their greetings, and put on his shoes and dressed himself.
After attending to any public business, he would take a drive and then
a nap, sleeping with one of the many concubines he had taken after Caenis’s
[p. 446] death.

Following his siesta he bathed, then went off to dine, at which time
they say he was at his most affable and indulgent, so that members of his
household would seize the opportunity to ask their favours of him.


He was mostly good-natured at other times as well, not only at dinner,

cracking many a joke, always ready with a quick retort, though often of a
low and scurrilous nature, and not without the odd obscenity. And many of
his witty remarks are remembered, among them the following.
One day an ex-consul, Mestrius [p. 542] Florus, took him to task for
pronouncing plaustra (wagons) in the peasant manner as plostra. So the
following day Vespasian greeted him as ‘Flaurus’.
Some woman declared herself dying of passion with him, so he took
her to bed, giving her four gold pieces, and when his steward asked how the

Book VIII: Vespasian

amount should be entered in the accounts, Vespasian told him to put down:
‘for love of Vespasian.’


He was very apt with his Greek quotations, recalling Homer [p. 508], for
example, at the sight of a tall man with a grotesquely long penis:
‘Covering the ground with long strides, shaking his long-shadowed
And when a wealthy freedman Cerylus [p. 460], changed his name to
Laches and claimed to be freeborn to escape paying death duties to the
State, Vespasian commented (in the spirit of Menander [p. 541]):

‘…O Laches, Laches,

When life’s over, once more
You’ll be Cerylus, just as before.’

But most of his wit referred to disreputable means of gaining wealth,
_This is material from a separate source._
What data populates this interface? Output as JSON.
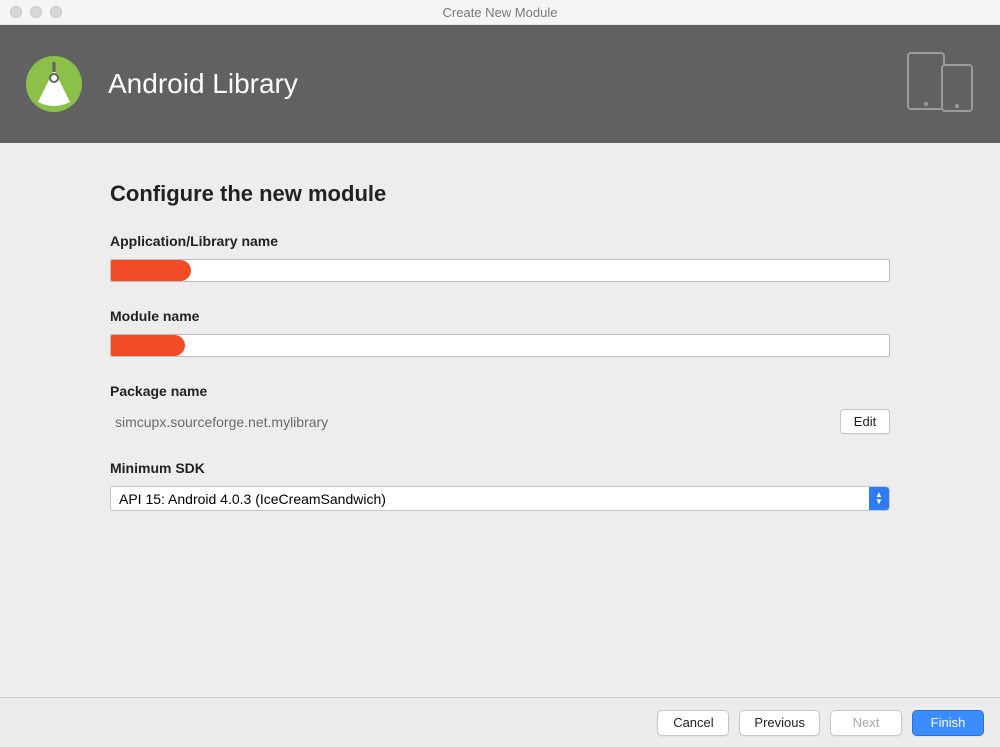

trying to make them seem less odious with his banter, and turning them
into a jest.
Vespasian once turned down a request from a favourite servant who
asked for a stewardship for a man he claimed was his brother then he
summoned the man himself, appropriated the commission the applicant
had agreed to pay the servant, and appointed him immediately. When the
servant raised the matter again, Vespasian advised him: ‘Find yourself
another brother, the one you thought yours turned out to be mine.’
Suspecting, on a journey, that the muleteer had dismounted and was
shoeing a mule to create a delay so a litigant could approach him, Vespasian
insisted on knowing how much the muleteer had been paid to shoe the
animal and promptly appropriated half.
When Titus [p. 612] complained about a new tax Vespasian had imp